%%
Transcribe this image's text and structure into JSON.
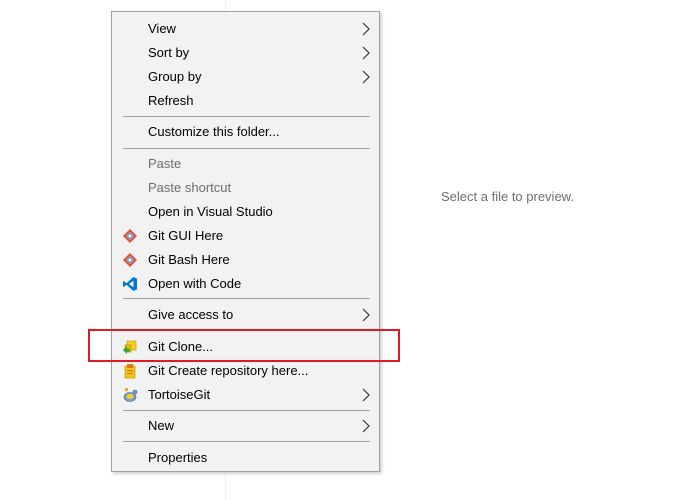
{
  "preview": {
    "text": "Select a file to preview."
  },
  "context_menu": {
    "items": [
      {
        "label": "View",
        "has_submenu": true,
        "enabled": true
      },
      {
        "label": "Sort by",
        "has_submenu": true,
        "enabled": true
      },
      {
        "label": "Group by",
        "has_submenu": true,
        "enabled": true
      },
      {
        "label": "Refresh",
        "has_submenu": false,
        "enabled": true
      },
      {
        "label": "Customize this folder...",
        "has_submenu": false,
        "enabled": true
      },
      {
        "label": "Paste",
        "has_submenu": false,
        "enabled": false
      },
      {
        "label": "Paste shortcut",
        "has_submenu": false,
        "enabled": false
      },
      {
        "label": "Open in Visual Studio",
        "has_submenu": false,
        "enabled": true
      },
      {
        "label": "Git GUI Here",
        "icon": "git-gui-icon",
        "has_submenu": false,
        "enabled": true
      },
      {
        "label": "Git Bash Here",
        "icon": "git-bash-icon",
        "has_submenu": false,
        "enabled": true
      },
      {
        "label": "Open with Code",
        "icon": "vscode-icon",
        "has_submenu": false,
        "enabled": true
      },
      {
        "label": "Give access to",
        "has_submenu": true,
        "enabled": true
      },
      {
        "label": "Git Clone...",
        "icon": "tortoisegit-clone-icon",
        "has_submenu": false,
        "enabled": true,
        "highlighted": true
      },
      {
        "label": "Git Create repository here...",
        "icon": "tortoisegit-create-repo-icon",
        "has_submenu": false,
        "enabled": true
      },
      {
        "label": "TortoiseGit",
        "icon": "tortoisegit-icon",
        "has_submenu": true,
        "enabled": true
      },
      {
        "label": "New",
        "has_submenu": true,
        "enabled": true
      },
      {
        "label": "Properties",
        "has_submenu": false,
        "enabled": true
      }
    ]
  },
  "colors": {
    "menu_background": "#f2f2f2",
    "menu_border": "#a0a0a0",
    "disabled_text": "#6d6d6d",
    "highlight_border": "#e01b24",
    "vscode_blue": "#0078d4",
    "git_orange": "#f05033"
  }
}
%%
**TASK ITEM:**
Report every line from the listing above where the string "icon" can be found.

**ANSWER SECTION:**
        "icon": "git-gui-icon",
        "icon": "git-bash-icon",
        "icon": "vscode-icon",
        "icon": "tortoisegit-clone-icon",
        "icon": "tortoisegit-create-repo-icon",
        "icon": "tortoisegit-icon",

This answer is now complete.